* [WORK ITEM]: Among the lines below, some may contain the string "Inventory". Say how many do, and give nothing besides the number.

* [Element data from apps and pages]:
******************************

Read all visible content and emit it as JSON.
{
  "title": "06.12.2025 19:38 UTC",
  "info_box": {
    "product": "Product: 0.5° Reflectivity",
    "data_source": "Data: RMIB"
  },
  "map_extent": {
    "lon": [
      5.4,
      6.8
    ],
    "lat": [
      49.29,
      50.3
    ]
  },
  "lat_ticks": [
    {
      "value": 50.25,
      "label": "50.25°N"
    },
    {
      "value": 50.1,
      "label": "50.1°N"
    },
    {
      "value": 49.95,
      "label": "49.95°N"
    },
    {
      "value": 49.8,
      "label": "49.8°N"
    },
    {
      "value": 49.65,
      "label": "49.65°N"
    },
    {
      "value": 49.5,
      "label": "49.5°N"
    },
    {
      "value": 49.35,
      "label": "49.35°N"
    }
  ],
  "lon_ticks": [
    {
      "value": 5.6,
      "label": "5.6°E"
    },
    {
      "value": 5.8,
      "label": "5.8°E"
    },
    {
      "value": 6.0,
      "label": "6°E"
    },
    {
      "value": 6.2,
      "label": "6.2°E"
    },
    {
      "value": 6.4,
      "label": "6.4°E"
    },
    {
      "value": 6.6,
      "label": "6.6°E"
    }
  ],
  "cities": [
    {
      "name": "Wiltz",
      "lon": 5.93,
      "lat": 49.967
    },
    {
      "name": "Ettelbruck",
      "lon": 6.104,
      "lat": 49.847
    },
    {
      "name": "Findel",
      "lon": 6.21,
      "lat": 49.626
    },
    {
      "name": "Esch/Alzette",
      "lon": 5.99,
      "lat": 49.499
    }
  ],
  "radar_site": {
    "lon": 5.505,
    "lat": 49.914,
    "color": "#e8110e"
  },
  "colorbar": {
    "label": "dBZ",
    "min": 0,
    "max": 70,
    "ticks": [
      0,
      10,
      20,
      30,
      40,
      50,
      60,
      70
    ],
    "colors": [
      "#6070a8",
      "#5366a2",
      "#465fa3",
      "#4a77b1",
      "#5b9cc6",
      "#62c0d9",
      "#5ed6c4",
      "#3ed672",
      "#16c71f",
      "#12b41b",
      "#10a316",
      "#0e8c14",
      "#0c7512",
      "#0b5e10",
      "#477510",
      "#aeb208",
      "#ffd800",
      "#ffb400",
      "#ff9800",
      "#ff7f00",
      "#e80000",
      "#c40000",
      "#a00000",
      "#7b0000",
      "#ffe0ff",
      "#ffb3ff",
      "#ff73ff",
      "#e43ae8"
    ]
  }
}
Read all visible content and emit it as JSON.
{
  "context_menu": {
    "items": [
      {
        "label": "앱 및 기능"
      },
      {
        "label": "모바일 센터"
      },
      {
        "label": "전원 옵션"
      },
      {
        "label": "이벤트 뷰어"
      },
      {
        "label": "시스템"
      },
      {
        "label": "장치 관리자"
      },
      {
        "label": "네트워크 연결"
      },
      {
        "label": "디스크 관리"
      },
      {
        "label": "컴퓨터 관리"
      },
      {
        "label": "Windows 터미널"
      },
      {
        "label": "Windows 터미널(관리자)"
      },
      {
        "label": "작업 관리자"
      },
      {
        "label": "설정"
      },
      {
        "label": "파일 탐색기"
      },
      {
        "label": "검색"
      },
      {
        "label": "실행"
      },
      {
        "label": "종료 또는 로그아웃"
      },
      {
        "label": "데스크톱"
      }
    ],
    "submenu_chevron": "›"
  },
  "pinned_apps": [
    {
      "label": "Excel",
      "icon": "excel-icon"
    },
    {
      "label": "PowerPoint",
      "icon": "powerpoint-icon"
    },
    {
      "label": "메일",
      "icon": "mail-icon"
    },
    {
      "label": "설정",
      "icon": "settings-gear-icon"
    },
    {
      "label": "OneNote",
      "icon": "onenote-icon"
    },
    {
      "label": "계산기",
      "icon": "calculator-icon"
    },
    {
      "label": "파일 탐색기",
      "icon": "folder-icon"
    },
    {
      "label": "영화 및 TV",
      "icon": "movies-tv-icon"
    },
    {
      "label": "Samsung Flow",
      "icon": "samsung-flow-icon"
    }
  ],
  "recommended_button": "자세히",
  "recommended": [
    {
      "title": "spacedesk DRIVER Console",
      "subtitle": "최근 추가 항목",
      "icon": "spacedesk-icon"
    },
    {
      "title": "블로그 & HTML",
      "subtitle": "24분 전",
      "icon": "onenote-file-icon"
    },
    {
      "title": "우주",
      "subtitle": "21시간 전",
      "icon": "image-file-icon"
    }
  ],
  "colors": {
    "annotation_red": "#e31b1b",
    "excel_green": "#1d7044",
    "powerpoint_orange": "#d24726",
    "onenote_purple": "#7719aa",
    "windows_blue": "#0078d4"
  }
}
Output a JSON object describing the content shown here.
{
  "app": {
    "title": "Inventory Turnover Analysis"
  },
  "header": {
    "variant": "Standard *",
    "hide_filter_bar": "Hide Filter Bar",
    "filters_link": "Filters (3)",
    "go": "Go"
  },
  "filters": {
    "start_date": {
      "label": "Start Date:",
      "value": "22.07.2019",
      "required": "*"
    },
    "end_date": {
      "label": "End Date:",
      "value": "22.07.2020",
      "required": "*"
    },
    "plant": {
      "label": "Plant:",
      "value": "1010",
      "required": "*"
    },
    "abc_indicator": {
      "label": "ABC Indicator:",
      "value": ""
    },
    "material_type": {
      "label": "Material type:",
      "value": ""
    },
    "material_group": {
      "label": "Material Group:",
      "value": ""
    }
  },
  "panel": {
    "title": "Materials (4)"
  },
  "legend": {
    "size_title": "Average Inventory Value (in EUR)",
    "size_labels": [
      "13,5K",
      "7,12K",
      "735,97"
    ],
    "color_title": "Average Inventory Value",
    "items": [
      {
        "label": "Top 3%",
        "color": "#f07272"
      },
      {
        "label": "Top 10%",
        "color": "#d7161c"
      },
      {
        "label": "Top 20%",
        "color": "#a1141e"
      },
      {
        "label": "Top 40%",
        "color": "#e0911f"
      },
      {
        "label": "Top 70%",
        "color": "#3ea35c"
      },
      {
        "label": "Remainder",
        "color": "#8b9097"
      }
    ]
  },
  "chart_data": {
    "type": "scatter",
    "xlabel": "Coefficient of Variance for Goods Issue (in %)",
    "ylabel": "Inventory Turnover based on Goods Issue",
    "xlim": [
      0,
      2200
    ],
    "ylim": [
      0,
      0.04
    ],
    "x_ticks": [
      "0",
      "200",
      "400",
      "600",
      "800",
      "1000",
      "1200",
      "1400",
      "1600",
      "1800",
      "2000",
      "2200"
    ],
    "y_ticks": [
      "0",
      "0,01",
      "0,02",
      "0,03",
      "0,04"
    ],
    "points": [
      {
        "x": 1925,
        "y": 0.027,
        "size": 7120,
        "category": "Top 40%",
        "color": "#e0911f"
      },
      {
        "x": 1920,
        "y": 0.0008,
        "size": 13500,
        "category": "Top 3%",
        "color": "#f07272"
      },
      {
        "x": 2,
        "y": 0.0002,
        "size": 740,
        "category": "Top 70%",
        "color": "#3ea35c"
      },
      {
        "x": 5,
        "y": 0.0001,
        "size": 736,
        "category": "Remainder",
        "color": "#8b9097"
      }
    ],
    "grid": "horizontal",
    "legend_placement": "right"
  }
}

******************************

* [OUTPUT FOR THIS EXERCISE]: 4